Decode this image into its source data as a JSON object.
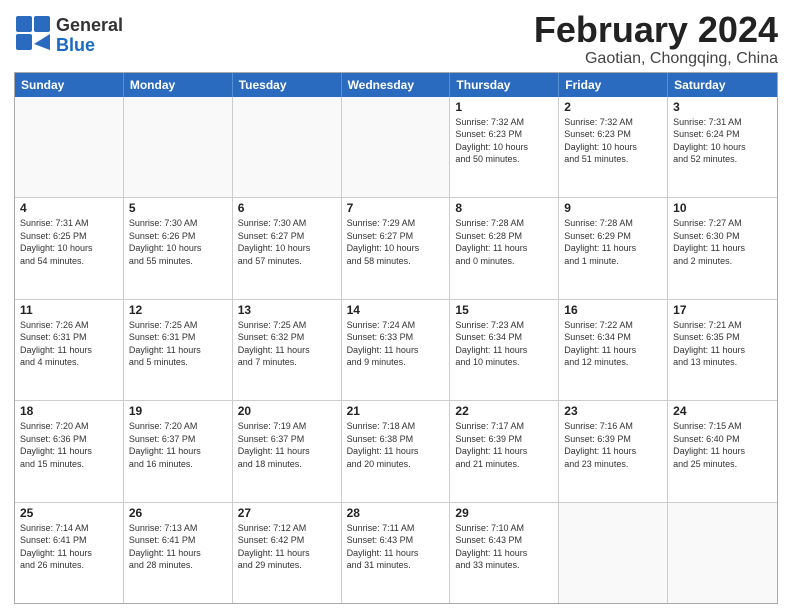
{
  "header": {
    "logo": {
      "line1": "General",
      "line2": "Blue"
    },
    "title": "February 2024",
    "subtitle": "Gaotian, Chongqing, China"
  },
  "days_of_week": [
    "Sunday",
    "Monday",
    "Tuesday",
    "Wednesday",
    "Thursday",
    "Friday",
    "Saturday"
  ],
  "weeks": [
    [
      {
        "day": "",
        "info": ""
      },
      {
        "day": "",
        "info": ""
      },
      {
        "day": "",
        "info": ""
      },
      {
        "day": "",
        "info": ""
      },
      {
        "day": "1",
        "info": "Sunrise: 7:32 AM\nSunset: 6:23 PM\nDaylight: 10 hours\nand 50 minutes."
      },
      {
        "day": "2",
        "info": "Sunrise: 7:32 AM\nSunset: 6:23 PM\nDaylight: 10 hours\nand 51 minutes."
      },
      {
        "day": "3",
        "info": "Sunrise: 7:31 AM\nSunset: 6:24 PM\nDaylight: 10 hours\nand 52 minutes."
      }
    ],
    [
      {
        "day": "4",
        "info": "Sunrise: 7:31 AM\nSunset: 6:25 PM\nDaylight: 10 hours\nand 54 minutes."
      },
      {
        "day": "5",
        "info": "Sunrise: 7:30 AM\nSunset: 6:26 PM\nDaylight: 10 hours\nand 55 minutes."
      },
      {
        "day": "6",
        "info": "Sunrise: 7:30 AM\nSunset: 6:27 PM\nDaylight: 10 hours\nand 57 minutes."
      },
      {
        "day": "7",
        "info": "Sunrise: 7:29 AM\nSunset: 6:27 PM\nDaylight: 10 hours\nand 58 minutes."
      },
      {
        "day": "8",
        "info": "Sunrise: 7:28 AM\nSunset: 6:28 PM\nDaylight: 11 hours\nand 0 minutes."
      },
      {
        "day": "9",
        "info": "Sunrise: 7:28 AM\nSunset: 6:29 PM\nDaylight: 11 hours\nand 1 minute."
      },
      {
        "day": "10",
        "info": "Sunrise: 7:27 AM\nSunset: 6:30 PM\nDaylight: 11 hours\nand 2 minutes."
      }
    ],
    [
      {
        "day": "11",
        "info": "Sunrise: 7:26 AM\nSunset: 6:31 PM\nDaylight: 11 hours\nand 4 minutes."
      },
      {
        "day": "12",
        "info": "Sunrise: 7:25 AM\nSunset: 6:31 PM\nDaylight: 11 hours\nand 5 minutes."
      },
      {
        "day": "13",
        "info": "Sunrise: 7:25 AM\nSunset: 6:32 PM\nDaylight: 11 hours\nand 7 minutes."
      },
      {
        "day": "14",
        "info": "Sunrise: 7:24 AM\nSunset: 6:33 PM\nDaylight: 11 hours\nand 9 minutes."
      },
      {
        "day": "15",
        "info": "Sunrise: 7:23 AM\nSunset: 6:34 PM\nDaylight: 11 hours\nand 10 minutes."
      },
      {
        "day": "16",
        "info": "Sunrise: 7:22 AM\nSunset: 6:34 PM\nDaylight: 11 hours\nand 12 minutes."
      },
      {
        "day": "17",
        "info": "Sunrise: 7:21 AM\nSunset: 6:35 PM\nDaylight: 11 hours\nand 13 minutes."
      }
    ],
    [
      {
        "day": "18",
        "info": "Sunrise: 7:20 AM\nSunset: 6:36 PM\nDaylight: 11 hours\nand 15 minutes."
      },
      {
        "day": "19",
        "info": "Sunrise: 7:20 AM\nSunset: 6:37 PM\nDaylight: 11 hours\nand 16 minutes."
      },
      {
        "day": "20",
        "info": "Sunrise: 7:19 AM\nSunset: 6:37 PM\nDaylight: 11 hours\nand 18 minutes."
      },
      {
        "day": "21",
        "info": "Sunrise: 7:18 AM\nSunset: 6:38 PM\nDaylight: 11 hours\nand 20 minutes."
      },
      {
        "day": "22",
        "info": "Sunrise: 7:17 AM\nSunset: 6:39 PM\nDaylight: 11 hours\nand 21 minutes."
      },
      {
        "day": "23",
        "info": "Sunrise: 7:16 AM\nSunset: 6:39 PM\nDaylight: 11 hours\nand 23 minutes."
      },
      {
        "day": "24",
        "info": "Sunrise: 7:15 AM\nSunset: 6:40 PM\nDaylight: 11 hours\nand 25 minutes."
      }
    ],
    [
      {
        "day": "25",
        "info": "Sunrise: 7:14 AM\nSunset: 6:41 PM\nDaylight: 11 hours\nand 26 minutes."
      },
      {
        "day": "26",
        "info": "Sunrise: 7:13 AM\nSunset: 6:41 PM\nDaylight: 11 hours\nand 28 minutes."
      },
      {
        "day": "27",
        "info": "Sunrise: 7:12 AM\nSunset: 6:42 PM\nDaylight: 11 hours\nand 29 minutes."
      },
      {
        "day": "28",
        "info": "Sunrise: 7:11 AM\nSunset: 6:43 PM\nDaylight: 11 hours\nand 31 minutes."
      },
      {
        "day": "29",
        "info": "Sunrise: 7:10 AM\nSunset: 6:43 PM\nDaylight: 11 hours\nand 33 minutes."
      },
      {
        "day": "",
        "info": ""
      },
      {
        "day": "",
        "info": ""
      }
    ]
  ]
}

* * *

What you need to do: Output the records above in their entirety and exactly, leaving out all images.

Result:
Decode this image into its source data as a JSON object.
{
  "header": {
    "logo": {
      "line1": "General",
      "line2": "Blue"
    },
    "title": "February 2024",
    "subtitle": "Gaotian, Chongqing, China"
  },
  "days_of_week": [
    "Sunday",
    "Monday",
    "Tuesday",
    "Wednesday",
    "Thursday",
    "Friday",
    "Saturday"
  ],
  "weeks": [
    [
      {
        "day": "",
        "info": ""
      },
      {
        "day": "",
        "info": ""
      },
      {
        "day": "",
        "info": ""
      },
      {
        "day": "",
        "info": ""
      },
      {
        "day": "1",
        "info": "Sunrise: 7:32 AM\nSunset: 6:23 PM\nDaylight: 10 hours\nand 50 minutes."
      },
      {
        "day": "2",
        "info": "Sunrise: 7:32 AM\nSunset: 6:23 PM\nDaylight: 10 hours\nand 51 minutes."
      },
      {
        "day": "3",
        "info": "Sunrise: 7:31 AM\nSunset: 6:24 PM\nDaylight: 10 hours\nand 52 minutes."
      }
    ],
    [
      {
        "day": "4",
        "info": "Sunrise: 7:31 AM\nSunset: 6:25 PM\nDaylight: 10 hours\nand 54 minutes."
      },
      {
        "day": "5",
        "info": "Sunrise: 7:30 AM\nSunset: 6:26 PM\nDaylight: 10 hours\nand 55 minutes."
      },
      {
        "day": "6",
        "info": "Sunrise: 7:30 AM\nSunset: 6:27 PM\nDaylight: 10 hours\nand 57 minutes."
      },
      {
        "day": "7",
        "info": "Sunrise: 7:29 AM\nSunset: 6:27 PM\nDaylight: 10 hours\nand 58 minutes."
      },
      {
        "day": "8",
        "info": "Sunrise: 7:28 AM\nSunset: 6:28 PM\nDaylight: 11 hours\nand 0 minutes."
      },
      {
        "day": "9",
        "info": "Sunrise: 7:28 AM\nSunset: 6:29 PM\nDaylight: 11 hours\nand 1 minute."
      },
      {
        "day": "10",
        "info": "Sunrise: 7:27 AM\nSunset: 6:30 PM\nDaylight: 11 hours\nand 2 minutes."
      }
    ],
    [
      {
        "day": "11",
        "info": "Sunrise: 7:26 AM\nSunset: 6:31 PM\nDaylight: 11 hours\nand 4 minutes."
      },
      {
        "day": "12",
        "info": "Sunrise: 7:25 AM\nSunset: 6:31 PM\nDaylight: 11 hours\nand 5 minutes."
      },
      {
        "day": "13",
        "info": "Sunrise: 7:25 AM\nSunset: 6:32 PM\nDaylight: 11 hours\nand 7 minutes."
      },
      {
        "day": "14",
        "info": "Sunrise: 7:24 AM\nSunset: 6:33 PM\nDaylight: 11 hours\nand 9 minutes."
      },
      {
        "day": "15",
        "info": "Sunrise: 7:23 AM\nSunset: 6:34 PM\nDaylight: 11 hours\nand 10 minutes."
      },
      {
        "day": "16",
        "info": "Sunrise: 7:22 AM\nSunset: 6:34 PM\nDaylight: 11 hours\nand 12 minutes."
      },
      {
        "day": "17",
        "info": "Sunrise: 7:21 AM\nSunset: 6:35 PM\nDaylight: 11 hours\nand 13 minutes."
      }
    ],
    [
      {
        "day": "18",
        "info": "Sunrise: 7:20 AM\nSunset: 6:36 PM\nDaylight: 11 hours\nand 15 minutes."
      },
      {
        "day": "19",
        "info": "Sunrise: 7:20 AM\nSunset: 6:37 PM\nDaylight: 11 hours\nand 16 minutes."
      },
      {
        "day": "20",
        "info": "Sunrise: 7:19 AM\nSunset: 6:37 PM\nDaylight: 11 hours\nand 18 minutes."
      },
      {
        "day": "21",
        "info": "Sunrise: 7:18 AM\nSunset: 6:38 PM\nDaylight: 11 hours\nand 20 minutes."
      },
      {
        "day": "22",
        "info": "Sunrise: 7:17 AM\nSunset: 6:39 PM\nDaylight: 11 hours\nand 21 minutes."
      },
      {
        "day": "23",
        "info": "Sunrise: 7:16 AM\nSunset: 6:39 PM\nDaylight: 11 hours\nand 23 minutes."
      },
      {
        "day": "24",
        "info": "Sunrise: 7:15 AM\nSunset: 6:40 PM\nDaylight: 11 hours\nand 25 minutes."
      }
    ],
    [
      {
        "day": "25",
        "info": "Sunrise: 7:14 AM\nSunset: 6:41 PM\nDaylight: 11 hours\nand 26 minutes."
      },
      {
        "day": "26",
        "info": "Sunrise: 7:13 AM\nSunset: 6:41 PM\nDaylight: 11 hours\nand 28 minutes."
      },
      {
        "day": "27",
        "info": "Sunrise: 7:12 AM\nSunset: 6:42 PM\nDaylight: 11 hours\nand 29 minutes."
      },
      {
        "day": "28",
        "info": "Sunrise: 7:11 AM\nSunset: 6:43 PM\nDaylight: 11 hours\nand 31 minutes."
      },
      {
        "day": "29",
        "info": "Sunrise: 7:10 AM\nSunset: 6:43 PM\nDaylight: 11 hours\nand 33 minutes."
      },
      {
        "day": "",
        "info": ""
      },
      {
        "day": "",
        "info": ""
      }
    ]
  ]
}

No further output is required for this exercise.